The Weekly Reflektion 49/2022

When we are thinking about our Reflektions and especially what to write about next week, we are seldom short on material on accidents and incidents. There are unfortunately many ‘good’ examples of Major Accidents that we can use. The challenge is to find the right context and ensure there are relevant points that our readers can learn from. We try to compile our Reflektions on the basis of what the reader can take in and reflect over rather than just conveying what we know about the incident. Finding the right medium and form for communication is a key factor in learning. The progression of technology has given us many opportunities to enhance the learning process. Let’s use them.

Do you make your learning processes entertaining?

Disney’s Steamboat Willie released in 1928, was a landmark in the history of animation. The first film starring Mickey Mouse to be released with synchronized sound, it threw silent animation into obsolescence and launched an empire. Previously, there had been little to distinguish Disney’s cartoons from those of his competitors. The development of animation from Steamboat Willie to the animation films of today has been amazing.  Today the combination of animation and life actors gives a whole new viewing experience. The latest Avatar film utilizes 60% Computer-Generated Imagery (CGI) technology using real people, and 40% traditional animation. The power of animation to entertain is also a power to be harnessed in learning and experienced transfer. The term ‘a picture is worth a thousand words’ is attributed to Frederick R. Barnard in Printers Ink (December 1921). The power of consecutive pictures in a coherent story should therefore be worth more than the words in a safety flash or one pager attached to an email.

The petroleum industry has used animations in the presentations of accidents and incidents. Mærsk Drilling produced an animation to promote learning from a fatality on the Mærsk Interceptor 7th December 2017. The International Association of Oil & Gas Producers (IOGP) uses animations to promote learning from well control incidents. IOGP also produces animations on issues related to well control using scenarios and role playing.

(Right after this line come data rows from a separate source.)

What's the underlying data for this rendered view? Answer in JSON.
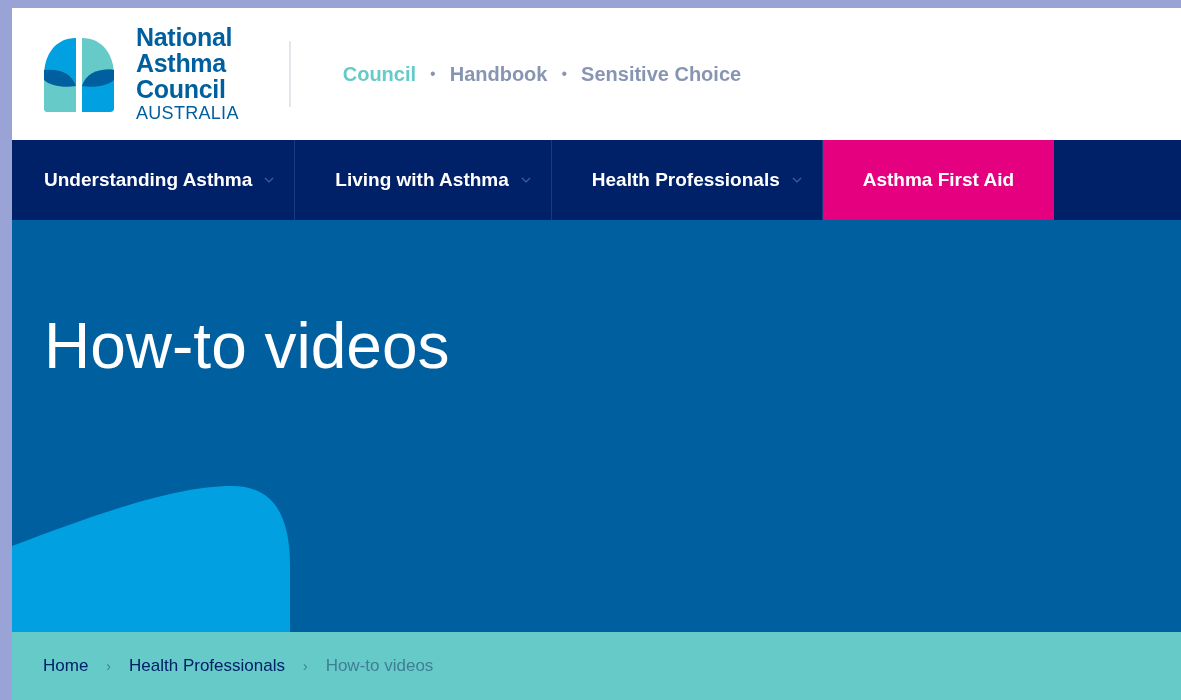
{
  "logo": {
    "lines": [
      "National",
      "Asthma",
      "Council"
    ],
    "country": "AUSTRALIA"
  },
  "top_links": {
    "separator": "•",
    "items": [
      {
        "label": "Council",
        "selected": true
      },
      {
        "label": "Handbook",
        "selected": false
      },
      {
        "label": "Sensitive Choice",
        "selected": false
      }
    ]
  },
  "nav": [
    {
      "label": "Understanding Asthma",
      "dropdown": true,
      "highlighted": false
    },
    {
      "label": "Living with Asthma",
      "dropdown": true,
      "highlighted": false
    },
    {
      "label": "Health Professionals",
      "dropdown": true,
      "highlighted": false
    },
    {
      "label": "Asthma First Aid",
      "dropdown": false,
      "highlighted": true
    }
  ],
  "hero": {
    "title": "How-to videos"
  },
  "breadcrumb": {
    "separator": "›",
    "items": [
      {
        "label": "Home",
        "current": false
      },
      {
        "label": "Health Professionals",
        "current": false
      },
      {
        "label": "How-to videos",
        "current": true
      }
    ]
  }
}
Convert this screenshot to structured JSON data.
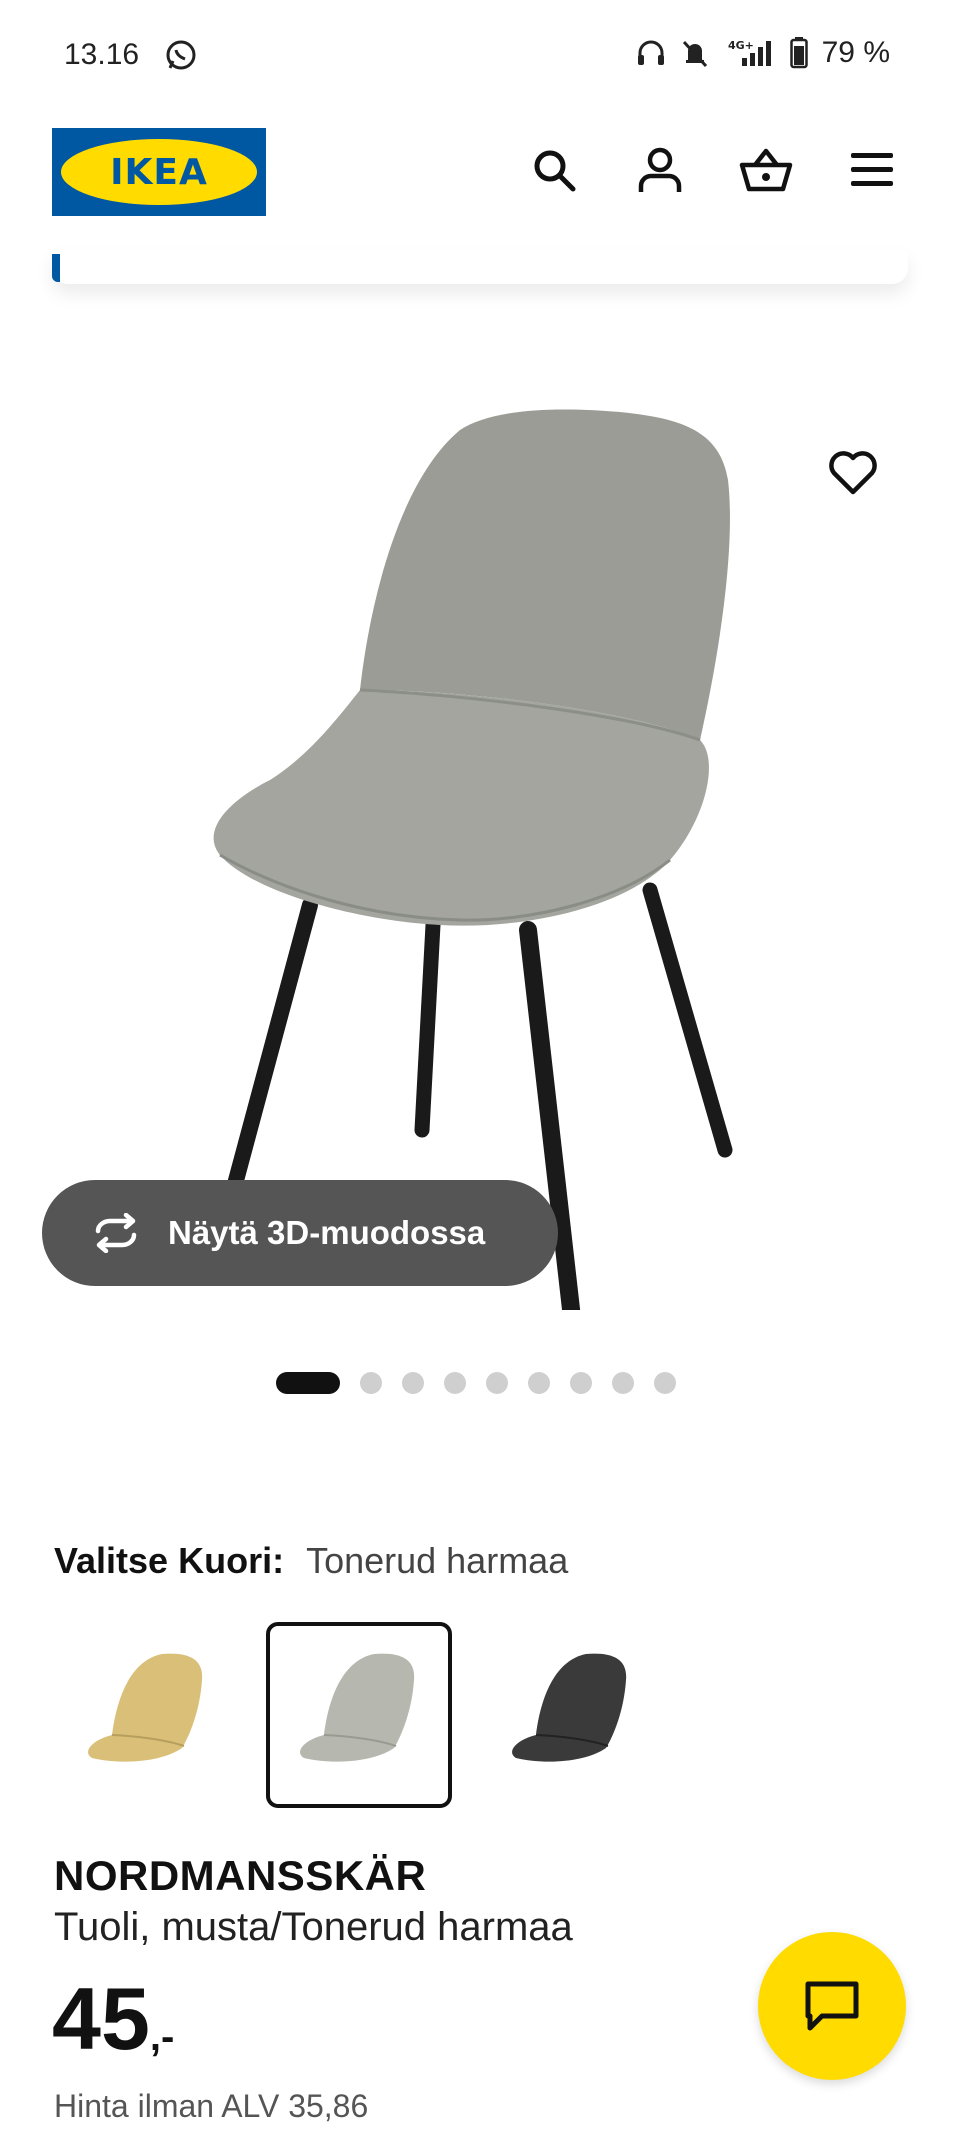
{
  "status_bar": {
    "time": "13.16",
    "battery": "79 %",
    "network": "4G+"
  },
  "header": {
    "logo_text": "IKEA",
    "icons": [
      "search-icon",
      "account-icon",
      "cart-icon",
      "menu-icon"
    ]
  },
  "gallery": {
    "view_3d_label": "Näytä 3D-muodossa",
    "image_count": 9,
    "active_index": 0
  },
  "variant": {
    "label": "Valitse Kuori:",
    "selected_value": "Tonerud harmaa",
    "swatches": [
      {
        "color": "#d9bf78",
        "selected": false
      },
      {
        "color": "#b6b7ae",
        "selected": true
      },
      {
        "color": "#3a3a3a",
        "selected": false
      }
    ]
  },
  "product": {
    "name": "NORDMANSSKÄR",
    "description": "Tuoli, musta/Tonerud harmaa",
    "price": "45",
    "price_suffix": ",-",
    "price_ex_vat": "Hinta ilman ALV 35,86"
  },
  "colors": {
    "brand_blue": "#0058a3",
    "brand_yellow": "#ffdb00"
  }
}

One of the animations on ‘weak signals’ highlights the challenges associated with communication and how information exchanged by the participants is perceived differently by the sender and receiver. Also, how individual packets of information are in themselves not concerning however put together they indicate an escalating problem.

The purpose of communicating experience from incidents is that the people receiving the information will learn and will do something different if they are in the same situation as the people involved in the incident. Something different could be related to the planning and preparation of an activity or its execution. The communication therefore has to be tailored to the receiver and the traditional safety flashes and ‘one pagers’ may not be best medium to convey the message. What will make the receiver be interested and attentive and help the receiver with what, how and why? What is needed to communicate the context so that the actions taken by people involved in the incident can be understood?

We need to use the same techniques for promoting learning as we use for entertainment. Animation is a well-established entertainment technique. Technology and techniques in the digital world make animation surprisingly cheap even for complicated stories. So, let us entertain them.

Reflekt AS